*** Data for this exercise

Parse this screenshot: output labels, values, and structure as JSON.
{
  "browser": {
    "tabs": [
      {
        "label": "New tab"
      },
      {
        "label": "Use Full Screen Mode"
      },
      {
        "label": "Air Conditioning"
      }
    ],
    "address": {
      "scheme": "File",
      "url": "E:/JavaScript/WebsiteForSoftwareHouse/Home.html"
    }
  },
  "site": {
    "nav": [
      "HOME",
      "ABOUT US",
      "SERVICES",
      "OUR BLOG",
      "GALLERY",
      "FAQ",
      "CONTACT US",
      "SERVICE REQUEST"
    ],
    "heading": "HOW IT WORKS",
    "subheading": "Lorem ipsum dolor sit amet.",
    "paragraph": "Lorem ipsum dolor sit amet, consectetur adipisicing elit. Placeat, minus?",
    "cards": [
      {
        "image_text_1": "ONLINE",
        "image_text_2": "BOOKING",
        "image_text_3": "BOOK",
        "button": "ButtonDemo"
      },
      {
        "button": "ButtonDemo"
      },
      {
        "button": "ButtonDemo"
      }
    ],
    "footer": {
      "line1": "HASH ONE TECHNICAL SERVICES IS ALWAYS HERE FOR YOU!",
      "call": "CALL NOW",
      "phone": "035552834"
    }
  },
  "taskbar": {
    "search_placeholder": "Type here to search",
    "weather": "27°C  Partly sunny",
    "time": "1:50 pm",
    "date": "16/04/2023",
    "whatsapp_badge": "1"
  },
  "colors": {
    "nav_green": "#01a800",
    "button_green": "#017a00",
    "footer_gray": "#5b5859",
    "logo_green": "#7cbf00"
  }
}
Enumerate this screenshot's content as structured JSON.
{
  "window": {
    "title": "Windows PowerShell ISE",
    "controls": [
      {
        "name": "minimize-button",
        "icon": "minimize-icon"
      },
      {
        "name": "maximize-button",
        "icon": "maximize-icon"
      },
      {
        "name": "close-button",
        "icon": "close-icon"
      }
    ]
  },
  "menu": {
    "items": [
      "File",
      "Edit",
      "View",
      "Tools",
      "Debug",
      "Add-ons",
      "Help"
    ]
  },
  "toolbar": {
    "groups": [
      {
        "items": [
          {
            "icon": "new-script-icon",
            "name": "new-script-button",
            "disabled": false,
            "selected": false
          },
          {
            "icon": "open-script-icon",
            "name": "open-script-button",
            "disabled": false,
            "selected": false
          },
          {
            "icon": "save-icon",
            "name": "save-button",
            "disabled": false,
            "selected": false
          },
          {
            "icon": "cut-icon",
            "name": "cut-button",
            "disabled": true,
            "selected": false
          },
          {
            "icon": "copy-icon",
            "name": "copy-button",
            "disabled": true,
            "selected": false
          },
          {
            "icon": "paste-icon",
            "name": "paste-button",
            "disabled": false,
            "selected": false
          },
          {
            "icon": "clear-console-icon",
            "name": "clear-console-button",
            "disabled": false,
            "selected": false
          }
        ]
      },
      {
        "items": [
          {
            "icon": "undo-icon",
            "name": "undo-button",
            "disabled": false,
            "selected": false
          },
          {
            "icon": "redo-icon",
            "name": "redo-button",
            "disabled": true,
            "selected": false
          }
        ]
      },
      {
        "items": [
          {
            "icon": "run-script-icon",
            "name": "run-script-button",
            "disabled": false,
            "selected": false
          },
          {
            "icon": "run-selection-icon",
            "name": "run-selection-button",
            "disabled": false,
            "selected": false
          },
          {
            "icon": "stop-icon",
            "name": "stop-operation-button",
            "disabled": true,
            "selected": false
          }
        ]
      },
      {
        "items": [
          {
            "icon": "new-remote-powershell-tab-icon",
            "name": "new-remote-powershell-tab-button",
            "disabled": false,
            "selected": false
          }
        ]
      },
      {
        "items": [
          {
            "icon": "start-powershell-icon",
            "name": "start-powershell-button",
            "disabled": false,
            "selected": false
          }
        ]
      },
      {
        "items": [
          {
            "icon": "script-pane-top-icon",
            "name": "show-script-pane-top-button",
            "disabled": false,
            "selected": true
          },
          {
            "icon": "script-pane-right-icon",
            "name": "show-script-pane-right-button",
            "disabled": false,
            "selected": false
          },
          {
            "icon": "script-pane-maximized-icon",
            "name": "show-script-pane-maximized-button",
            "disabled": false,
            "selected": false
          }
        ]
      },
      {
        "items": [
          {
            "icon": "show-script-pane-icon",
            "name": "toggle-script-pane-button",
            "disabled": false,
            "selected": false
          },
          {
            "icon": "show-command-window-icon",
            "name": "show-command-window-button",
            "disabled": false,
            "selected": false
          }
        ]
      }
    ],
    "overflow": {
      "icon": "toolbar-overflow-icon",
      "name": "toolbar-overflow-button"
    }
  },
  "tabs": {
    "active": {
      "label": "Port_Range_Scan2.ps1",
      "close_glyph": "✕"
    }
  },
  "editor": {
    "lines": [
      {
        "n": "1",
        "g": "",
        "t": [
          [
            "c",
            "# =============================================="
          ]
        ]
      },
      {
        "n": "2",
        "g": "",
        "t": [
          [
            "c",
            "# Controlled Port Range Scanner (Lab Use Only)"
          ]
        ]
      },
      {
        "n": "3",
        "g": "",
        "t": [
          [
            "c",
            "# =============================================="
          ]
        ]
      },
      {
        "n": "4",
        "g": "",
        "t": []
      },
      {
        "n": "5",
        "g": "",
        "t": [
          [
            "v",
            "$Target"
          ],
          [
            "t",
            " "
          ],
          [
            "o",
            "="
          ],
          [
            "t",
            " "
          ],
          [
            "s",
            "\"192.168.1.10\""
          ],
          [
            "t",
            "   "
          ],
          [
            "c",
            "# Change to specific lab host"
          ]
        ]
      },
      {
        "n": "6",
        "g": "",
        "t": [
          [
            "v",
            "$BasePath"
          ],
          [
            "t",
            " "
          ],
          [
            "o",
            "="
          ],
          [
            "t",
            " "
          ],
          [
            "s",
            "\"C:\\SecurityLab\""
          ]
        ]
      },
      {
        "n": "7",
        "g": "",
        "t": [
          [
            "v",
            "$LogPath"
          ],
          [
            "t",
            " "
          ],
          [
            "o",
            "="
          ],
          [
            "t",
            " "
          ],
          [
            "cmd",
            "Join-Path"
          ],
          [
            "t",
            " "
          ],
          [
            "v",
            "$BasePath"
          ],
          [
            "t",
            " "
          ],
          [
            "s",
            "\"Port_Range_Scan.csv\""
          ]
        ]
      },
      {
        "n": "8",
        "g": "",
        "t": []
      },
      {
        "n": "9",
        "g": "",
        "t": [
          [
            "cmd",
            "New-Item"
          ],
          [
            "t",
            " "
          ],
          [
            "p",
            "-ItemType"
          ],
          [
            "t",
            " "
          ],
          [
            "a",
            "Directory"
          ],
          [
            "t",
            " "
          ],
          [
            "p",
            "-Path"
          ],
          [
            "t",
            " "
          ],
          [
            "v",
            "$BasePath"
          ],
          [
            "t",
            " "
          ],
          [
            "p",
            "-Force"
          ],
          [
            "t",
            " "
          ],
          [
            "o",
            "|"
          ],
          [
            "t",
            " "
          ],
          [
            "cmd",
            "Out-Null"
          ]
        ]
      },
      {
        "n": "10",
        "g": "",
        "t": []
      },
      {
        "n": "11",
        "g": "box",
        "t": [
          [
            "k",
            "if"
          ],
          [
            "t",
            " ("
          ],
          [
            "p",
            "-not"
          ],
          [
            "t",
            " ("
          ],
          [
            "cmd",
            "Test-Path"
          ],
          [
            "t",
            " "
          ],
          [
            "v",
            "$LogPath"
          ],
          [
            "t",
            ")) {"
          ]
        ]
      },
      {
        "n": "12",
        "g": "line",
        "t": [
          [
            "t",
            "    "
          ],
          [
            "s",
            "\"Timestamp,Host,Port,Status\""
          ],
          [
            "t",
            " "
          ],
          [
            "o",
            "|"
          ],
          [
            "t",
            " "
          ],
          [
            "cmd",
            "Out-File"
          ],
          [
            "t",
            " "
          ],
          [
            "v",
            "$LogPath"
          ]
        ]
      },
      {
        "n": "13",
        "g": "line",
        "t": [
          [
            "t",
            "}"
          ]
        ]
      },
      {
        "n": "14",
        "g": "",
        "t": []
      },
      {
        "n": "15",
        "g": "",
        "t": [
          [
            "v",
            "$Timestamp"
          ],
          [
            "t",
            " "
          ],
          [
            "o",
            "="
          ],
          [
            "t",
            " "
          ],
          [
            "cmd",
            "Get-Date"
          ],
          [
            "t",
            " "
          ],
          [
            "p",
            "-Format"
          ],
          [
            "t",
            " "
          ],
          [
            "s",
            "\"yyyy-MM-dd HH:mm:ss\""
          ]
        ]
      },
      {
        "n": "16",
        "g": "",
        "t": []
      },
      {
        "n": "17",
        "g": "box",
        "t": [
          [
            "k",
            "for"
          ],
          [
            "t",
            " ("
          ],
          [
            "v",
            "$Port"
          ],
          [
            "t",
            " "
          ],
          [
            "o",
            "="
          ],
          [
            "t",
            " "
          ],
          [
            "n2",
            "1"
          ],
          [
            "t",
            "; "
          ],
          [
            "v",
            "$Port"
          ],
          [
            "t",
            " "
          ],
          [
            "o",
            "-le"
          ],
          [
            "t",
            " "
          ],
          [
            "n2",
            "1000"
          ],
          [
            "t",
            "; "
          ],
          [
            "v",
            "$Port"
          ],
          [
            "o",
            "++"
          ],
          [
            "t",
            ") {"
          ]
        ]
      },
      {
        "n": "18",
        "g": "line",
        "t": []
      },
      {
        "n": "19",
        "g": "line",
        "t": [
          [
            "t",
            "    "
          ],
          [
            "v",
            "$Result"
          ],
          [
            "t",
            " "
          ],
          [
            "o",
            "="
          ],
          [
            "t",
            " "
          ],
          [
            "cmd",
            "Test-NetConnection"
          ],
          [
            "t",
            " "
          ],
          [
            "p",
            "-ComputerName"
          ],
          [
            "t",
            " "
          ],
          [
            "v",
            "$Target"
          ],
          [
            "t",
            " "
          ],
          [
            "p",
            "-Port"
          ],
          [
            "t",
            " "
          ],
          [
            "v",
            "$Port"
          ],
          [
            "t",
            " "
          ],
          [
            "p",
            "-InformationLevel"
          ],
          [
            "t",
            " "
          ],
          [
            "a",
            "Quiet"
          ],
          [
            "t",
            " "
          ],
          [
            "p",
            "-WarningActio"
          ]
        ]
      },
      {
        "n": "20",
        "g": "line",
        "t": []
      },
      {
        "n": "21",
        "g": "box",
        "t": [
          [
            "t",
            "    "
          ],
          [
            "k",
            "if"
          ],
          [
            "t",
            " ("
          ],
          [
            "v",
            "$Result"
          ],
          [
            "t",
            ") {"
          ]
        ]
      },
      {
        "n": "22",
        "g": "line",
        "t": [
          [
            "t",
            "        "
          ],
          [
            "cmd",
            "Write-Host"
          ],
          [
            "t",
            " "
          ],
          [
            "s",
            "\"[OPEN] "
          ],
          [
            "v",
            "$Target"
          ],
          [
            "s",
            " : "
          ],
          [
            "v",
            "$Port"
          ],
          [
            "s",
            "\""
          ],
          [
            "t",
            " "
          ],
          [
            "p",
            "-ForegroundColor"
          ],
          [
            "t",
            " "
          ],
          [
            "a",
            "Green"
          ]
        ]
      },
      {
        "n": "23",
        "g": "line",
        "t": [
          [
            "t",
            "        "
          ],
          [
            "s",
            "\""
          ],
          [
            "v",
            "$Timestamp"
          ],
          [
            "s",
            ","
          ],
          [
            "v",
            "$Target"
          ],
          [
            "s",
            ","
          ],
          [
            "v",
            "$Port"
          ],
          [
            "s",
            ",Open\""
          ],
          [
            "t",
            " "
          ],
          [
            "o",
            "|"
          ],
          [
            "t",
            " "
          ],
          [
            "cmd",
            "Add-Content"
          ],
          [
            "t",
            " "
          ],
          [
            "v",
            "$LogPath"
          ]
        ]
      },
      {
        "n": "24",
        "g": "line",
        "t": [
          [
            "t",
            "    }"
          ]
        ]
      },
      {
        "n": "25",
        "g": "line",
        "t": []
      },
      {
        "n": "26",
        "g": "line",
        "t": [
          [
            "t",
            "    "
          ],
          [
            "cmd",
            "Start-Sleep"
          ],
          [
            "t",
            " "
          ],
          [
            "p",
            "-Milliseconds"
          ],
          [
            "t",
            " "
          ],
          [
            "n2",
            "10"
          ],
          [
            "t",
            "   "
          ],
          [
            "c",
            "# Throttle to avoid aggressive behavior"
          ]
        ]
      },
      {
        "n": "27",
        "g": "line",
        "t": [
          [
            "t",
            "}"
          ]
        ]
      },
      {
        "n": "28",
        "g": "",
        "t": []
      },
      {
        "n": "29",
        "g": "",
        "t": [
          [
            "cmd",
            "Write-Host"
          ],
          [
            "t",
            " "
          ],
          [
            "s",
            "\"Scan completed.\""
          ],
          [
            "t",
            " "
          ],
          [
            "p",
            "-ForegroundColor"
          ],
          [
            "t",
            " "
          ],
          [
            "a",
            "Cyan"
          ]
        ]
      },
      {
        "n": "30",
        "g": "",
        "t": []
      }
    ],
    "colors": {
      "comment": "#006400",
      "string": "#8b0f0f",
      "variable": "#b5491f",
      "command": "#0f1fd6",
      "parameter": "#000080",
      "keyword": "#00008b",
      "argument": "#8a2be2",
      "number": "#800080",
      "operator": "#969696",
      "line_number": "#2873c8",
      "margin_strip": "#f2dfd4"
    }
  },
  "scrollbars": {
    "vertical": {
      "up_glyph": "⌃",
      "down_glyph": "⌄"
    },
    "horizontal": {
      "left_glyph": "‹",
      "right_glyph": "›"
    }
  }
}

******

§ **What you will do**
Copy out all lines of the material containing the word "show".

§ **Written response**
            "name": "show-script-pane-top-button",
            "name": "show-script-pane-right-button",
            "name": "show-script-pane-maximized-button",
            "icon": "show-script-pane-icon",
            "icon": "show-command-window-icon",
            "name": "show-command-window-button",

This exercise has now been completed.